**Dataset excerpts**
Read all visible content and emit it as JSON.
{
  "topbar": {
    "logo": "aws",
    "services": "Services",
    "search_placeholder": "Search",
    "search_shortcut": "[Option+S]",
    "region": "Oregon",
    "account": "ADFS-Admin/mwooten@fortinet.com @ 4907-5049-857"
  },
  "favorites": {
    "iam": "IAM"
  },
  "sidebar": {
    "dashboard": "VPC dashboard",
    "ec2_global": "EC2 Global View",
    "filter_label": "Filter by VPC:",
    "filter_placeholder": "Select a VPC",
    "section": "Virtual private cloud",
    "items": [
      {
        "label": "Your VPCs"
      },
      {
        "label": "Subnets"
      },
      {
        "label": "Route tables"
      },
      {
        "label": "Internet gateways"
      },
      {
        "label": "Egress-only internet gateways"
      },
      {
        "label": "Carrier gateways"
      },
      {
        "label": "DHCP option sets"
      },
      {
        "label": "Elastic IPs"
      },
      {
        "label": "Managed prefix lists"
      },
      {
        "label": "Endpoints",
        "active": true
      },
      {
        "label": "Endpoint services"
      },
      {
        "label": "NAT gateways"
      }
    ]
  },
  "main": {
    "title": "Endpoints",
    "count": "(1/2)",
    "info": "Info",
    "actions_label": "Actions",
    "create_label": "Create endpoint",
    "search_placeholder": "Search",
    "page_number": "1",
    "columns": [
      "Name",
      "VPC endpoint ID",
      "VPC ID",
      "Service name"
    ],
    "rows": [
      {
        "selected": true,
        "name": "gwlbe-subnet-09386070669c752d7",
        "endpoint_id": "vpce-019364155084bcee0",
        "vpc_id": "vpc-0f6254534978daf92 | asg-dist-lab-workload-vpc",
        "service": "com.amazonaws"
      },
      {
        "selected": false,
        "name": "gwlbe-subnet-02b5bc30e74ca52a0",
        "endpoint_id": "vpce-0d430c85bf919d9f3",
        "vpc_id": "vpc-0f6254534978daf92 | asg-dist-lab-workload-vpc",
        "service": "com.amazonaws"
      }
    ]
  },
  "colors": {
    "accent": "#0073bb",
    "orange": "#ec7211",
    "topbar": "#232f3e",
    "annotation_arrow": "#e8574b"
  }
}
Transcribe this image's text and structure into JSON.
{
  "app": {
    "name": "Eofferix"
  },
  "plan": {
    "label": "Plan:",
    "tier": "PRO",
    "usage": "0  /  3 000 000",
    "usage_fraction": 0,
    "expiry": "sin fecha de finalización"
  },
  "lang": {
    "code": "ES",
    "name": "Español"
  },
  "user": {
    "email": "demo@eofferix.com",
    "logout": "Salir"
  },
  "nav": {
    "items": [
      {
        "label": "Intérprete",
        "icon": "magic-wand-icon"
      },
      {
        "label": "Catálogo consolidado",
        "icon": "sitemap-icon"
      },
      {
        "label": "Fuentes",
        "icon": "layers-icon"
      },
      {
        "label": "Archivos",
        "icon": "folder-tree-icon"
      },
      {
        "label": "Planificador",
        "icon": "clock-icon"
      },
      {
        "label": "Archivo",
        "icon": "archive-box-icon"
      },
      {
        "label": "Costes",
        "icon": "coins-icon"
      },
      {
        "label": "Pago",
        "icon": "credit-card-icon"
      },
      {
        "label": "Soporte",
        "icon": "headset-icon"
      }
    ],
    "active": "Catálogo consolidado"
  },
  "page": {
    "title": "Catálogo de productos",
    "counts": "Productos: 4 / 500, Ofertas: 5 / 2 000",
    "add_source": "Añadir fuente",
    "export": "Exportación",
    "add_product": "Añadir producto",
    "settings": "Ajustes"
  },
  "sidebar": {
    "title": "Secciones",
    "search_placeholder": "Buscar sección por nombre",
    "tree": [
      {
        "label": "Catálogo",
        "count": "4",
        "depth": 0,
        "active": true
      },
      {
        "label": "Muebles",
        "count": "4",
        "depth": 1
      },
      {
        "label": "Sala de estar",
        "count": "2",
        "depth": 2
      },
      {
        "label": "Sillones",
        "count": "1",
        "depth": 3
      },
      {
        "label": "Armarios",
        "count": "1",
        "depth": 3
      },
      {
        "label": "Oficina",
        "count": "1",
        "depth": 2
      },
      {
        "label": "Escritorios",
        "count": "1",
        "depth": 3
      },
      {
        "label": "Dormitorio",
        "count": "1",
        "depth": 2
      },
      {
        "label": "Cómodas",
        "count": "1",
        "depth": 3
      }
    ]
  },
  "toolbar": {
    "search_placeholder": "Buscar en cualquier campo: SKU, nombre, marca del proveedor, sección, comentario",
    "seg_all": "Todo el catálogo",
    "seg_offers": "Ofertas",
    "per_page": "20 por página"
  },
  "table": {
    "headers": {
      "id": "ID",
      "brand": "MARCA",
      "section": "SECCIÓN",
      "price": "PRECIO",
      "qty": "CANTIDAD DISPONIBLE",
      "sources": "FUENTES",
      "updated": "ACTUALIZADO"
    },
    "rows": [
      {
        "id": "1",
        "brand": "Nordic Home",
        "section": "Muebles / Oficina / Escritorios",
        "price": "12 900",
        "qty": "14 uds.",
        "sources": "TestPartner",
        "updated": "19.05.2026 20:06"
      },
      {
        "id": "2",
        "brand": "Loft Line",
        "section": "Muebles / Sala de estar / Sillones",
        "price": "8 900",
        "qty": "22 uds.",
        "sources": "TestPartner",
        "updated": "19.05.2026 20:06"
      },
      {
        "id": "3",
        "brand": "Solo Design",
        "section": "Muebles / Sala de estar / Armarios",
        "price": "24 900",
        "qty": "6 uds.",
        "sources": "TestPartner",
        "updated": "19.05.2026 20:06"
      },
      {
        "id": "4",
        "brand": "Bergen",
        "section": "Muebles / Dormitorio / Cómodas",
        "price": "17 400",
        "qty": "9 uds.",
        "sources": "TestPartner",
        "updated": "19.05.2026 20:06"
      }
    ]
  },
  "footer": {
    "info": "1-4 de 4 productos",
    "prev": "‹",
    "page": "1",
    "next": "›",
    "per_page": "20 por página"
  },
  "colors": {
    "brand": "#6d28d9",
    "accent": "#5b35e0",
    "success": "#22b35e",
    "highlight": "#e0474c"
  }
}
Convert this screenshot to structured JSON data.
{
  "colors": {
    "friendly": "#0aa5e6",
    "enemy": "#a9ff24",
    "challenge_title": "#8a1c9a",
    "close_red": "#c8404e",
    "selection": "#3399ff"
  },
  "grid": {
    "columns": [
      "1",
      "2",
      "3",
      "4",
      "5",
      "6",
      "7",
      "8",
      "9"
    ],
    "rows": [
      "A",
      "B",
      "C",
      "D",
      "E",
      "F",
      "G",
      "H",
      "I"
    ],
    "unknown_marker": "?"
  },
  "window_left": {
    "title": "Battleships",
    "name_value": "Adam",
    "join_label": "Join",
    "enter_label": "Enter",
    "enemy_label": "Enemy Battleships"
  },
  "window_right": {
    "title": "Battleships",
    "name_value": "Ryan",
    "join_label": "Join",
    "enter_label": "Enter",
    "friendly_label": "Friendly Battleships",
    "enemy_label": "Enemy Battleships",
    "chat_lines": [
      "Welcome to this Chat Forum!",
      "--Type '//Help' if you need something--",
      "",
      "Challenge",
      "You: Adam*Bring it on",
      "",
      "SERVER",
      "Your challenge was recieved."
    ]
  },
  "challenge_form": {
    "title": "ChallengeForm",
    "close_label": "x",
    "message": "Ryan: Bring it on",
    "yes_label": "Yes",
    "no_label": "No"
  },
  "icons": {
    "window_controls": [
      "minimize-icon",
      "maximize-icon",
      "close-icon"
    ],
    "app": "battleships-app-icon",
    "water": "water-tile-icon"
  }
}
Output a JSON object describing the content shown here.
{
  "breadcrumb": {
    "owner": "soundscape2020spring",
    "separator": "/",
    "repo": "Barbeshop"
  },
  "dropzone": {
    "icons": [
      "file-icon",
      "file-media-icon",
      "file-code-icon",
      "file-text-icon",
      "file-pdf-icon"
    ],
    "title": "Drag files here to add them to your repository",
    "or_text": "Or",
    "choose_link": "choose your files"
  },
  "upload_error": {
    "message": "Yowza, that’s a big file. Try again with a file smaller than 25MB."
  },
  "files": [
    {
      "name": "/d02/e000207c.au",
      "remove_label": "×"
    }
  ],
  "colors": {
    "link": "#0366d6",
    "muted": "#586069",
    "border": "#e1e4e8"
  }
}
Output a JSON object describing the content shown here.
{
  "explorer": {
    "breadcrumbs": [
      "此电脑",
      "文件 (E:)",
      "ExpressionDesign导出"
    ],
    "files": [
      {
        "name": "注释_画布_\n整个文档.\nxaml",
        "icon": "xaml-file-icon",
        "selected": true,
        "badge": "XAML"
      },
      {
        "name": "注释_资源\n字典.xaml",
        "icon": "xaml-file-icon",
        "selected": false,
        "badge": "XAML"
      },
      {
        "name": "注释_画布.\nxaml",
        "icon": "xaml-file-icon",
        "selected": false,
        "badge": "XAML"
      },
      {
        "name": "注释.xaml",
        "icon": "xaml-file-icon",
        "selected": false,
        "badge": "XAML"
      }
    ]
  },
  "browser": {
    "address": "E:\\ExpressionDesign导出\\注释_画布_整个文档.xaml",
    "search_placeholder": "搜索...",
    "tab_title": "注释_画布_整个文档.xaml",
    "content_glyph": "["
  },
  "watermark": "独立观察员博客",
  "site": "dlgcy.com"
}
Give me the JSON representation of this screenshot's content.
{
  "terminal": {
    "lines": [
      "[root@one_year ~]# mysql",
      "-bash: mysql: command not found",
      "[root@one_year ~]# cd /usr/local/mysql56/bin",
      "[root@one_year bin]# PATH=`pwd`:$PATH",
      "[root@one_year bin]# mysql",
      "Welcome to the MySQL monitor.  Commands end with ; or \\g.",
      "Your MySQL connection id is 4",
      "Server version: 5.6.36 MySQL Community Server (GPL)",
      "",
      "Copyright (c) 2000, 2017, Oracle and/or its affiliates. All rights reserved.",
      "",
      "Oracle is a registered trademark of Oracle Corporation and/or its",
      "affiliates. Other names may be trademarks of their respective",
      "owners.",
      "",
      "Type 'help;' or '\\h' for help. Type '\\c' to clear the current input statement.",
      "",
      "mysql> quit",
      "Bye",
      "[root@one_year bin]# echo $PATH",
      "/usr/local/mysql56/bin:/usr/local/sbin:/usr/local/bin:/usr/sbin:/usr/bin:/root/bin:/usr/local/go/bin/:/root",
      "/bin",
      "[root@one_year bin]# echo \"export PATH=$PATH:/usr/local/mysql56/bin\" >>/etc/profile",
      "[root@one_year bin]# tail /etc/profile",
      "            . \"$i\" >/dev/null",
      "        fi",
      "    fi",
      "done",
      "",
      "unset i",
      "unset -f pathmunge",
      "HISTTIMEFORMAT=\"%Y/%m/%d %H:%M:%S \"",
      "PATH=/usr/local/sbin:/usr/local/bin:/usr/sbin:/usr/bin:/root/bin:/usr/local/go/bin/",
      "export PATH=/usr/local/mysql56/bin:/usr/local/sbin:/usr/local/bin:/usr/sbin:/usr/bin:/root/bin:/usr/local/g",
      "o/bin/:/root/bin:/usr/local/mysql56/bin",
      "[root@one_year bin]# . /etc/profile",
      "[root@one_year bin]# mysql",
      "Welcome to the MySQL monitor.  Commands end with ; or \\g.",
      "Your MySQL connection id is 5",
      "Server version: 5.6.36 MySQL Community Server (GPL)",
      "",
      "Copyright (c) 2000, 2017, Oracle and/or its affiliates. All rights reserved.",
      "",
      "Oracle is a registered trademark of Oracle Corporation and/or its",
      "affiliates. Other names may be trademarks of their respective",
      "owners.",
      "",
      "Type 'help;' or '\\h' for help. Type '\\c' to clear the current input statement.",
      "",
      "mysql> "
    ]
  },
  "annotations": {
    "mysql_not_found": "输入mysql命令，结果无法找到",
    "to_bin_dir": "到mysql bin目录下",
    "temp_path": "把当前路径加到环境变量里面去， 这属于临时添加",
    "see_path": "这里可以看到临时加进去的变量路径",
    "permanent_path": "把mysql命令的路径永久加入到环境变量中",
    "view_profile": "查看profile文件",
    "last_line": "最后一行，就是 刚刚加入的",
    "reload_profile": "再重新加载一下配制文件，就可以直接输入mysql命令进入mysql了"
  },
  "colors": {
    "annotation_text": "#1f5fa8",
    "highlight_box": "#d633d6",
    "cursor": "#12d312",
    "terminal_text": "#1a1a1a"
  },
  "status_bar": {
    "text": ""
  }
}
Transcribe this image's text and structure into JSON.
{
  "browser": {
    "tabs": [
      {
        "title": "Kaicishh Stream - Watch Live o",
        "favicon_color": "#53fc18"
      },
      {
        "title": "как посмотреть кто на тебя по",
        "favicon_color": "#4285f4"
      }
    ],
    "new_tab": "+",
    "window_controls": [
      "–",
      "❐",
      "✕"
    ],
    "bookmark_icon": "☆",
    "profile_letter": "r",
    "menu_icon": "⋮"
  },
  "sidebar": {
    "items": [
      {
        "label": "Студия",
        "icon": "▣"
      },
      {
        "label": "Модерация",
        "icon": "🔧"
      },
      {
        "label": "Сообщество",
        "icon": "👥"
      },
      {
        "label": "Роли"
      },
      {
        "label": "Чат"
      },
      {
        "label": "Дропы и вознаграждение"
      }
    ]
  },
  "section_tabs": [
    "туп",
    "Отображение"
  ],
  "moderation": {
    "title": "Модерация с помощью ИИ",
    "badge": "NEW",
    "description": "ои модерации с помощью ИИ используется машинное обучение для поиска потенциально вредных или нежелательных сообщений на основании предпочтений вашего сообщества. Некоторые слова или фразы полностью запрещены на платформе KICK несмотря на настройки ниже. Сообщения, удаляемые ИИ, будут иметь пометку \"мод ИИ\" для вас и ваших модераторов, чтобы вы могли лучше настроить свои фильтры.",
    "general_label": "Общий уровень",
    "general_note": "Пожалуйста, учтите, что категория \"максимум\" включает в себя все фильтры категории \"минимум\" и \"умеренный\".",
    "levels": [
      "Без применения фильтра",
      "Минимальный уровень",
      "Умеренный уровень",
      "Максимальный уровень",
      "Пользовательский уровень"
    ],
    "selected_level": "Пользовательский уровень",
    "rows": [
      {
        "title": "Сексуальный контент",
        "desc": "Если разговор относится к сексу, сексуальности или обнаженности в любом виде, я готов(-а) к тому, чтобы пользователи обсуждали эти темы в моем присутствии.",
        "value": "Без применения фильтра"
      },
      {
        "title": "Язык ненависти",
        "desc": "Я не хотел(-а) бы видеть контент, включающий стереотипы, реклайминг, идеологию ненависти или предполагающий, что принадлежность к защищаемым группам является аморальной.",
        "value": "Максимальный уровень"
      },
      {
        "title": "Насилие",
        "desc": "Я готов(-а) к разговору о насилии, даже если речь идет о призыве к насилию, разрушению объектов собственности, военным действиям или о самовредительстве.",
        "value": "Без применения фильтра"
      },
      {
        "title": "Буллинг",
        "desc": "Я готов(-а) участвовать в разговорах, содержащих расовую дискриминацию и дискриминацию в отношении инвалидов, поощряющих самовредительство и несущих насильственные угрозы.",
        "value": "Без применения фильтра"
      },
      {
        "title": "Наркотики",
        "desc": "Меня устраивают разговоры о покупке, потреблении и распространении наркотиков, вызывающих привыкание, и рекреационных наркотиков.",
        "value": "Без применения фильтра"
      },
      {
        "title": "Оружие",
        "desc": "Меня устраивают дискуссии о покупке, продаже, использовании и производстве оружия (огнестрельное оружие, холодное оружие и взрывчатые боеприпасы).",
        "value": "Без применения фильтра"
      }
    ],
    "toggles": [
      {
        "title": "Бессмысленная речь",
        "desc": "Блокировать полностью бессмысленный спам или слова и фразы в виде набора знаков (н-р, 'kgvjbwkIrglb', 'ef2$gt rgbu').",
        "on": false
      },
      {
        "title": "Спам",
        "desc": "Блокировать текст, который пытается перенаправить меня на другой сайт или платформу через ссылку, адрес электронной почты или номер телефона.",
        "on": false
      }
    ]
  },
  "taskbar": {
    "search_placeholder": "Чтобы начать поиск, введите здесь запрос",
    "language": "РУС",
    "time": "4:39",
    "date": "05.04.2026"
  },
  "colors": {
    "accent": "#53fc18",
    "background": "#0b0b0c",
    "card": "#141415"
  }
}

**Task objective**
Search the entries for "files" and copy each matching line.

**Answer**
    "title": "Drag files here to add them to your repository",
    "choose_link": "choose your files"
  "files": [
    "files": [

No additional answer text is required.